Would you output all the entries below without altering a word?

Dataset rows describing interfaces:
▬▬▬▬▬▬▬▬▬▬
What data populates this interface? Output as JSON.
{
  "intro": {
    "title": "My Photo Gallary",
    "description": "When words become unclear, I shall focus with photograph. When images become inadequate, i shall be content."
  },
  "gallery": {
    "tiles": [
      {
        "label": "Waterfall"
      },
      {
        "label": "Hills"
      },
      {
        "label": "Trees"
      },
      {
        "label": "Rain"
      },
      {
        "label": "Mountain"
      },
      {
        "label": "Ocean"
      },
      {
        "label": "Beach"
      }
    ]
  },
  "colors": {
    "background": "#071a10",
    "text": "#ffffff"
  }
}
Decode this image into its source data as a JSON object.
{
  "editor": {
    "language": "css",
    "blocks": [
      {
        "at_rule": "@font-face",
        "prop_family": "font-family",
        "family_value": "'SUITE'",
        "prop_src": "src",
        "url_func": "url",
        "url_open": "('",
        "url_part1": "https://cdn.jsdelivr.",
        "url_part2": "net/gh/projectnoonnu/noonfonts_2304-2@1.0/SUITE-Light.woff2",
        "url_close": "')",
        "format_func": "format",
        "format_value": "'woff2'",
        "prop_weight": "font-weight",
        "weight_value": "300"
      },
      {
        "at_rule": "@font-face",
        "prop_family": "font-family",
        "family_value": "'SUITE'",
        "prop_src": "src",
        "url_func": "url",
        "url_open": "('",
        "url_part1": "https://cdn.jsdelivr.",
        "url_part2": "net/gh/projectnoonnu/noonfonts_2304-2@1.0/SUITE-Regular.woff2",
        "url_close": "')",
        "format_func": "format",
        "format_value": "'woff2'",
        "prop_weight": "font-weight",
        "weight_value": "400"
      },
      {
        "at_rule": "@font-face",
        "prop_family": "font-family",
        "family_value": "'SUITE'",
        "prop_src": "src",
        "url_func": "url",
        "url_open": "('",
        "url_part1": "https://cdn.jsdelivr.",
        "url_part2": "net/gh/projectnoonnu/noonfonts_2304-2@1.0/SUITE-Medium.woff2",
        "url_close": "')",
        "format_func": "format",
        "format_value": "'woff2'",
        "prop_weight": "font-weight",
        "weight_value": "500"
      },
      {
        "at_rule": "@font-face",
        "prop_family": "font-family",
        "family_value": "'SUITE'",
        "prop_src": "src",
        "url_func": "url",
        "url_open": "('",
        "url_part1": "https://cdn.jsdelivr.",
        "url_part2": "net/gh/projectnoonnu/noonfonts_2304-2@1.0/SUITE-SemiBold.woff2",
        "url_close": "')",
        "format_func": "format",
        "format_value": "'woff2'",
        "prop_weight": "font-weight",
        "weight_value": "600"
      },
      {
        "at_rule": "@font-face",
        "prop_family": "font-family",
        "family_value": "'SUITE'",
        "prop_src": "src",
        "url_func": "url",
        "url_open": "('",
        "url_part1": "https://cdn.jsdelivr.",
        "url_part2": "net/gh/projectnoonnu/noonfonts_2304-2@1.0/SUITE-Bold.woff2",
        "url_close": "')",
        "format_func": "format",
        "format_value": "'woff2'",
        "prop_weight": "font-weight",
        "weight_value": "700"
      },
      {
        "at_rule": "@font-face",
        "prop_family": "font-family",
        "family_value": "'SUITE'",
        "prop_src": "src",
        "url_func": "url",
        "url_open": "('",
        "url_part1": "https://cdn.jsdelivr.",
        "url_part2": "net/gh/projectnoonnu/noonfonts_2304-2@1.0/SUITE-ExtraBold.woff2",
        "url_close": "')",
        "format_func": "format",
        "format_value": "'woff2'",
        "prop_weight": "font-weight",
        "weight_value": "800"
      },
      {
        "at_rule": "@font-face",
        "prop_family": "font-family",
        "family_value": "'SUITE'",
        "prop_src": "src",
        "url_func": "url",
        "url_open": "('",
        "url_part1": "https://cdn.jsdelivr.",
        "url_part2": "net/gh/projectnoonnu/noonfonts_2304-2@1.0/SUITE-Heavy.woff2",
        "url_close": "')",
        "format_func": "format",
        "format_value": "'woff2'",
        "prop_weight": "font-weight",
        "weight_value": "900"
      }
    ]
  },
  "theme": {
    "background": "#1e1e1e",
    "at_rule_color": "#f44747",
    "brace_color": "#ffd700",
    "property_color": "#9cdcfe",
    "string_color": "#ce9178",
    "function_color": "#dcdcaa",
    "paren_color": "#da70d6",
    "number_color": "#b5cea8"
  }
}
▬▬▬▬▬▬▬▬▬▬
(SOLVED EXERCISE):
What data populates this interface? Output as JSON.
{
  "intro": {
    "title": "My Photo Gallary",
    "description": "When words become unclear, I shall focus with photograph. When images become inadequate, i shall be content."
  },
  "gallery": {
    "tiles": [
      {
        "label": "Waterfall"
      },
      {
        "label": "Hills"
      },
      {
        "label": "Trees"
      },
      {
        "label": "Rain"
      },
      {
        "label": "Mountain"
      },
      {
        "label": "Ocean"
      },
      {
        "label": "Beach"
      }
    ]
  },
  "colors": {
    "background": "#071a10",
    "text": "#ffffff"
  }
}
Decode this image into its source data as a JSON object.
{
  "editor": {
    "language": "css",
    "blocks": [
      {
        "at_rule": "@font-face",
        "prop_family": "font-family",
        "family_value": "'SUITE'",
        "prop_src": "src",
        "url_func": "url",
        "url_open": "('",
        "url_part1": "https://cdn.jsdelivr.",
        "url_part2": "net/gh/projectnoonnu/noonfonts_2304-2@1.0/SUITE-Light.woff2",
        "url_close": "')",
        "format_func": "format",
        "format_value": "'woff2'",
        "prop_weight": "font-weight",
        "weight_value": "300"
      },
      {
        "at_rule": "@font-face",
        "prop_family": "font-family",
        "family_value": "'SUITE'",
        "prop_src": "src",
        "url_func": "url",
        "url_open": "('",
        "url_part1": "https://cdn.jsdelivr.",
        "url_part2": "net/gh/projectnoonnu/noonfonts_2304-2@1.0/SUITE-Regular.woff2",
        "url_close": "')",
        "format_func": "format",
        "format_value": "'woff2'",
        "prop_weight": "font-weight",
        "weight_value": "400"
      },
      {
        "at_rule": "@font-face",
        "prop_family": "font-family",
        "family_value": "'SUITE'",
        "prop_src": "src",
        "url_func": "url",
        "url_open": "('",
        "url_part1": "https://cdn.jsdelivr.",
        "url_part2": "net/gh/projectnoonnu/noonfonts_2304-2@1.0/SUITE-Medium.woff2",
        "url_close": "')",
        "format_func": "format",
        "format_value": "'woff2'",
        "prop_weight": "font-weight",
        "weight_value": "500"
      },
      {
        "at_rule": "@font-face",
        "prop_family": "font-family",
        "family_value": "'SUITE'",
        "prop_src": "src",
        "url_func": "url",
        "url_open": "('",
        "url_part1": "https://cdn.jsdelivr.",
        "url_part2": "net/gh/projectnoonnu/noonfonts_2304-2@1.0/SUITE-SemiBold.woff2",
        "url_close": "')",
        "format_func": "format",
        "format_value": "'woff2'",
        "prop_weight": "font-weight",
        "weight_value": "600"
      },
      {
        "at_rule": "@font-face",
        "prop_family": "font-family",
        "family_value": "'SUITE'",
        "prop_src": "src",
        "url_func": "url",
        "url_open": "('",
        "url_part1": "https://cdn.jsdelivr.",
        "url_part2": "net/gh/projectnoonnu/noonfonts_2304-2@1.0/SUITE-Bold.woff2",
        "url_close": "')",
        "format_func": "format",
        "format_value": "'woff2'",
        "prop_weight": "font-weight",
        "weight_value": "700"
      },
      {
        "at_rule": "@font-face",
        "prop_family": "font-family",
        "family_value": "'SUITE'",
        "prop_src": "src",
        "url_func": "url",
        "url_open": "('",
        "url_part1": "https://cdn.jsdelivr.",
        "url_part2": "net/gh/projectnoonnu/noonfonts_2304-2@1.0/SUITE-ExtraBold.woff2",
        "url_close": "')",
        "format_func": "format",
        "format_value": "'woff2'",
        "prop_weight": "font-weight",
        "weight_value": "800"
      },
      {
        "at_rule": "@font-face",
        "prop_family": "font-family",
        "family_value": "'SUITE'",
        "prop_src": "src",
        "url_func": "url",
        "url_open": "('",
        "url_part1": "https://cdn.jsdelivr.",
        "url_part2": "net/gh/projectnoonnu/noonfonts_2304-2@1.0/SUITE-Heavy.woff2",
        "url_close": "')",
        "format_func": "format",
        "format_value": "'woff2'",
        "prop_weight": "font-weight",
        "weight_value": "900"
      }
    ]
  },
  "theme": {
    "background": "#1e1e1e",
    "at_rule_color": "#f44747",
    "brace_color": "#ffd700",
    "property_color": "#9cdcfe",
    "string_color": "#ce9178",
    "function_color": "#dcdcaa",
    "paren_color": "#da70d6",
    "number_color": "#b5cea8"
  }
}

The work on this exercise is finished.